* **Aim of the task**
From the data below, restate every line word for word.
Start of Supplied entries
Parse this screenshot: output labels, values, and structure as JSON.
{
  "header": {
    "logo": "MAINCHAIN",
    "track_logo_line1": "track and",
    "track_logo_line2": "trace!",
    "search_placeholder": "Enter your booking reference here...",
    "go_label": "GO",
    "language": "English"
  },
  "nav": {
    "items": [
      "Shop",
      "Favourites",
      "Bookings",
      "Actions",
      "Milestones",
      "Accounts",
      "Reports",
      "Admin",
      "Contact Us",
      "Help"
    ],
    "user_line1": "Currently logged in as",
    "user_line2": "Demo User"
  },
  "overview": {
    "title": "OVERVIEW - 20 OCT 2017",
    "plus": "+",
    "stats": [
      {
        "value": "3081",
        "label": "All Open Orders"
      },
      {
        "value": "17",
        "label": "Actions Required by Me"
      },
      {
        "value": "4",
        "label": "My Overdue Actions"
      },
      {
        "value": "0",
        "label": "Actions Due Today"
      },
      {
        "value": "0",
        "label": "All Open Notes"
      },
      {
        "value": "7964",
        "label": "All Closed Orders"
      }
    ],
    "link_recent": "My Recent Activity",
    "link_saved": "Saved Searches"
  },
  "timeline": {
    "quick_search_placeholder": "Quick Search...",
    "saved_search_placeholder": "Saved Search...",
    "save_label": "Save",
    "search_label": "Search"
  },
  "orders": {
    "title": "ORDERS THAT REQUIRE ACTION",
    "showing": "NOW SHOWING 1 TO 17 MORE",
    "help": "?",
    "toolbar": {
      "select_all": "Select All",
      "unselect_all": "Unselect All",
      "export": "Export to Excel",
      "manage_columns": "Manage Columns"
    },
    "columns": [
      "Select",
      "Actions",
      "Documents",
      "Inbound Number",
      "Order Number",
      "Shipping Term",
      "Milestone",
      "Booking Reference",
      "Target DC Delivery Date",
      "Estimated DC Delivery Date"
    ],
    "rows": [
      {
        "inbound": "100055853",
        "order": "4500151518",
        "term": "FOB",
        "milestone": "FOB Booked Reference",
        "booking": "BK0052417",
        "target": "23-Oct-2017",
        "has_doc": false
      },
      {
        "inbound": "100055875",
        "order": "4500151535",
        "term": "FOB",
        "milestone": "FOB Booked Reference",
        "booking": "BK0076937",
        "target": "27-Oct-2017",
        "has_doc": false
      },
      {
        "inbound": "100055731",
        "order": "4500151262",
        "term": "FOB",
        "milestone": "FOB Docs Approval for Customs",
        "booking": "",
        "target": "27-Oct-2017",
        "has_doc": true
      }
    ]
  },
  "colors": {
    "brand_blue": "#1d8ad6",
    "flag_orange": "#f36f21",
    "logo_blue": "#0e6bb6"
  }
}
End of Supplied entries
* **Final answer**
Parse this screenshot: output labels, values, and structure as JSON.
{
  "header": {
    "logo": "MAINCHAIN",
    "track_logo_line1": "track and",
    "track_logo_line2": "trace!",
    "search_placeholder": "Enter your booking reference here...",
    "go_label": "GO",
    "language": "English"
  },
  "nav": {
    "items": [
      "Shop",
      "Favourites",
      "Bookings",
      "Actions",
      "Milestones",
      "Accounts",
      "Reports",
      "Admin",
      "Contact Us",
      "Help"
    ],
    "user_line1": "Currently logged in as",
    "user_line2": "Demo User"
  },
  "overview": {
    "title": "OVERVIEW - 20 OCT 2017",
    "plus": "+",
    "stats": [
      {
        "value": "3081",
        "label": "All Open Orders"
      },
      {
        "value": "17",
        "label": "Actions Required by Me"
      },
      {
        "value": "4",
        "label": "My Overdue Actions"
      },
      {
        "value": "0",
        "label": "Actions Due Today"
      },
      {
        "value": "0",
        "label": "All Open Notes"
      },
      {
        "value": "7964",
        "label": "All Closed Orders"
      }
    ],
    "link_recent": "My Recent Activity",
    "link_saved": "Saved Searches"
  },
  "timeline": {
    "quick_search_placeholder": "Quick Search...",
    "saved_search_placeholder": "Saved Search...",
    "save_label": "Save",
    "search_label": "Search"
  },
  "orders": {
    "title": "ORDERS THAT REQUIRE ACTION",
    "showing": "NOW SHOWING 1 TO 17 MORE",
    "help": "?",
    "toolbar": {
      "select_all": "Select All",
      "unselect_all": "Unselect All",
      "export": "Export to Excel",
      "manage_columns": "Manage Columns"
    },
    "columns": [
      "Select",
      "Actions",
      "Documents",
      "Inbound Number",
      "Order Number",
      "Shipping Term",
      "Milestone",
      "Booking Reference",
      "Target DC Delivery Date",
      "Estimated DC Delivery Date"
    ],
    "rows": [
      {
        "inbound": "100055853",
        "order": "4500151518",
        "term": "FOB",
        "milestone": "FOB Booked Reference",
        "booking": "BK0052417",
        "target": "23-Oct-2017",
        "has_doc": false
      },
      {
        "inbound": "100055875",
        "order": "4500151535",
        "term": "FOB",
        "milestone": "FOB Booked Reference",
        "booking": "BK0076937",
        "target": "27-Oct-2017",
        "has_doc": false
      },
      {
        "inbound": "100055731",
        "order": "4500151262",
        "term": "FOB",
        "milestone": "FOB Docs Approval for Customs",
        "booking": "",
        "target": "27-Oct-2017",
        "has_doc": true
      }
    ]
  },
  "colors": {
    "brand_blue": "#1d8ad6",
    "flag_orange": "#f36f21",
    "logo_blue": "#0e6bb6"
  }
}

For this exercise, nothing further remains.